Engagement is strong when people feel heard. When they don’t, we find that people have a much less positive view of their company. And we also know that as many as a third of people feel as though they’re not currently being heard by leaders.

This isn’t an edict to carry out every suggestion ever shared by employees to the letter. It’s much more about creating the overall feeling within an organisation that ideas are genuinely listened to, heard and valued by leaders. These lessons dovetail with one another – being a visible leader, in tandem with truly hearing people, is a powerful combination for leading through change.

3. People want complete clarity of purpose

Ipsos | Almanac 2024 | LeadershipWhy are we here? Where are we going? Many businesses and leadership teams think these questions are settled once they announce their big plans for their strategy, priority areas and a long-term future vision. The mission statement is on the website, built into employee handbooks and plastered up in the office.

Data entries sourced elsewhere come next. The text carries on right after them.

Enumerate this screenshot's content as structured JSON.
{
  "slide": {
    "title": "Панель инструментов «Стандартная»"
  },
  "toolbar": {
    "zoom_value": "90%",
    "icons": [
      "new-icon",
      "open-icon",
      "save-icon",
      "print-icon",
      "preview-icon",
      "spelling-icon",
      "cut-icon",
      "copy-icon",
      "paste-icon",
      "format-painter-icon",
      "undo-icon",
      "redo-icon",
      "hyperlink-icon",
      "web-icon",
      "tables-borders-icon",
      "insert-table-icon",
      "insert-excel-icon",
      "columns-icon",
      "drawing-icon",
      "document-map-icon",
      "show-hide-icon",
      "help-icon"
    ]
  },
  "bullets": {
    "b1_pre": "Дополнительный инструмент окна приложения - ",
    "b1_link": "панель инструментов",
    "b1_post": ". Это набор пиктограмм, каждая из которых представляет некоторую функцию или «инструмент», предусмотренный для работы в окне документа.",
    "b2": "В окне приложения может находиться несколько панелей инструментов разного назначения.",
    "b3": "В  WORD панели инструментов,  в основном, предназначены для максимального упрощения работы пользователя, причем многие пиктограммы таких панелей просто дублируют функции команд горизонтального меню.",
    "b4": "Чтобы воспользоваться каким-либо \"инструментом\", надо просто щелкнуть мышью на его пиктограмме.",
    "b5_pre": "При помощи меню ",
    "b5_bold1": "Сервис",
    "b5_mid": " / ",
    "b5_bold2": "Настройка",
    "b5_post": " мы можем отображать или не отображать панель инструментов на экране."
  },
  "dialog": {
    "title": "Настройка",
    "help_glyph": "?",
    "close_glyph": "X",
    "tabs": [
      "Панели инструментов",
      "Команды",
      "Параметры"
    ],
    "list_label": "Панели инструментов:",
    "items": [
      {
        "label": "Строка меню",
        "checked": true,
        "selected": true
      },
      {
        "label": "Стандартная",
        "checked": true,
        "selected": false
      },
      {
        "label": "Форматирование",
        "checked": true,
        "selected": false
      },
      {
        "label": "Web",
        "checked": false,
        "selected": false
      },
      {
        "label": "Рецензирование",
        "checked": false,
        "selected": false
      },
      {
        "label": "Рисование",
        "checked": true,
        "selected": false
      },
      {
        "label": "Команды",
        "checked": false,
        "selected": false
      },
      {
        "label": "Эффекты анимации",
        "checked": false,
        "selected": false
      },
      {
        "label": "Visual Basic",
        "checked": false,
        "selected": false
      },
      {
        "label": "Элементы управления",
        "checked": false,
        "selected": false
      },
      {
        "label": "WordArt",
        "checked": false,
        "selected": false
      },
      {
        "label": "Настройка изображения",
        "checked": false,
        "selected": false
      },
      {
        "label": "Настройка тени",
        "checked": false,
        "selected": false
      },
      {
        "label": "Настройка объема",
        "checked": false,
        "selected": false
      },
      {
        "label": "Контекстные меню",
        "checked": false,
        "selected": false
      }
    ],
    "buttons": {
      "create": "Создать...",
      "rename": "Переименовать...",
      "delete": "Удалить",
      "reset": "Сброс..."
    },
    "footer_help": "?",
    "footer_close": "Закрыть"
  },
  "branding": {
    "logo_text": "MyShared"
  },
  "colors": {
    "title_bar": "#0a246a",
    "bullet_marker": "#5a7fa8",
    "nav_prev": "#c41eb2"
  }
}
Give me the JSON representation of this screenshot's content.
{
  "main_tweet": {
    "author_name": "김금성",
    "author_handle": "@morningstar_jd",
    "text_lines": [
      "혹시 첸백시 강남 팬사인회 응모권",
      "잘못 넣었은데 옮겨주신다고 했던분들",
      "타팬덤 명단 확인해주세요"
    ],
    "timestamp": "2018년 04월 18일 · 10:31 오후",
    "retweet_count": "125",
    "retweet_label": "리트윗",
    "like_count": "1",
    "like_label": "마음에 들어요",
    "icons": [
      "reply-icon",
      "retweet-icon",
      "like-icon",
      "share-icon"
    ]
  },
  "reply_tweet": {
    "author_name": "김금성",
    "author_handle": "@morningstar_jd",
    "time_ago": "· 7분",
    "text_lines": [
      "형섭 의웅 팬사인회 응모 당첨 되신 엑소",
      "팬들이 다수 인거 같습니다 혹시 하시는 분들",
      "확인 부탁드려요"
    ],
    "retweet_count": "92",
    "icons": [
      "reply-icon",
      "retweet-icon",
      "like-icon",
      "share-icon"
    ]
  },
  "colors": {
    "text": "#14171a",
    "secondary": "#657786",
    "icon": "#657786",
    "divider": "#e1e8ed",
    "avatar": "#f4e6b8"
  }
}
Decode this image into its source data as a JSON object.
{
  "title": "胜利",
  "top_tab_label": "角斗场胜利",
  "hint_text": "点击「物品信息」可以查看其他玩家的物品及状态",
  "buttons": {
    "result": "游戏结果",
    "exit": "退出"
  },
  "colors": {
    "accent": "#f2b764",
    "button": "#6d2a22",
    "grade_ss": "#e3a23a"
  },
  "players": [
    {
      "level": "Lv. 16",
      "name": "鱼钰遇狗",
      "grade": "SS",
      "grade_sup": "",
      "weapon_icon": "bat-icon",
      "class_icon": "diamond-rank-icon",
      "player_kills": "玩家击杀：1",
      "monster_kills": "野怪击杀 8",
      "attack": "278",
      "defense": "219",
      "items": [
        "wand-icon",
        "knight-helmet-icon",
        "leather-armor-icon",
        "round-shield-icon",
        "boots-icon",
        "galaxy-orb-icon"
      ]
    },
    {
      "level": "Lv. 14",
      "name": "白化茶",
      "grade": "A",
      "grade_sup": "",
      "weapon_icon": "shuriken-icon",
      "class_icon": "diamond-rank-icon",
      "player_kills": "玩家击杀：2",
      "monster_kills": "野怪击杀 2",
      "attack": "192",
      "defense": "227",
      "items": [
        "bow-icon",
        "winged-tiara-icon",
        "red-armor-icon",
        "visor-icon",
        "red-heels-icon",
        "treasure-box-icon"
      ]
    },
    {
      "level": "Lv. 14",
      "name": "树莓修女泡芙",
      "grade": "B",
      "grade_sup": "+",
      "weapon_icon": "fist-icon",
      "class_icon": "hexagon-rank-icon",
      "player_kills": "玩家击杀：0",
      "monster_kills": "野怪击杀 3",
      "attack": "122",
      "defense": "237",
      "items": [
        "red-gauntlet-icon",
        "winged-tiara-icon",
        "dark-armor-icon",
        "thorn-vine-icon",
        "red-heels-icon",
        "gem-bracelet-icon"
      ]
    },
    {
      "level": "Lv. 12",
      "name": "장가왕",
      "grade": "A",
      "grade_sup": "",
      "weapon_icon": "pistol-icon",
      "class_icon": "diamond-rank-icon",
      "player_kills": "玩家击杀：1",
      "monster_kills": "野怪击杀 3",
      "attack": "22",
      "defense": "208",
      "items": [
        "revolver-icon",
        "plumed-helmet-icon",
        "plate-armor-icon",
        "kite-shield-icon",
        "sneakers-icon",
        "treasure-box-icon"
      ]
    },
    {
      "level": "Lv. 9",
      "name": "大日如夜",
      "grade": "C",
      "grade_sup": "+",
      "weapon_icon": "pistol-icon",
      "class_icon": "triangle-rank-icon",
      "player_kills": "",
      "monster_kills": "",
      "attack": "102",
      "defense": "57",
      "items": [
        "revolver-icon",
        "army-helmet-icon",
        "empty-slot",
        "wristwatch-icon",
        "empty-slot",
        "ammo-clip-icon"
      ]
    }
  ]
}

The writing is, quite literally, on the wall.

But people need continuity to have clarity. Which means a drumbeat, a rhythm, not a single big bang. We find that the single biggest thing people want their manager to do more of is keep them informed about priorities, goals and progress. Many employees want regular updates, including a high number of senior leaders – so the message cascade needs to start at the top.

An important side note here is that a significant proportion of people want their manager to spend more quality time with the team. In other words, they crave visible leadership – which takes us back to our first lesson.

4. Empowerment is everything

Ipsos | Almanac 2024 | LeadershipThe change cyclone can make people feel like they’re caught up in forces beyond their control. All the more reason to focus on empowerment. Giving people a sense of ownership and belonging is powerful.

Once again, there are practical benefits. Our data shows that teams with a sense of autonomy and empowerment generate six times as many ideas to a business problem, and experience faster, more agile and decision making. This leads to an innovative culture, cutting through the bureaucracy and slow decisions that can hinder people, particularly those in corporate roles in complex businesses.

The lessons in action

The change cyclone is complex, but the ways of leading through it don’t have to be. These lessons aren’t huge ideas or lofty ambitions for leaders – they are simple, practical, easy to implement actions.

You can start now. What behaviour could you demonstrate in the next 24 hours? Or in the next week? And how prevalent are these kind of behaviours in the organisations you work within? Start bringing them in at every level and you can shore up your teams when the hard wind blows.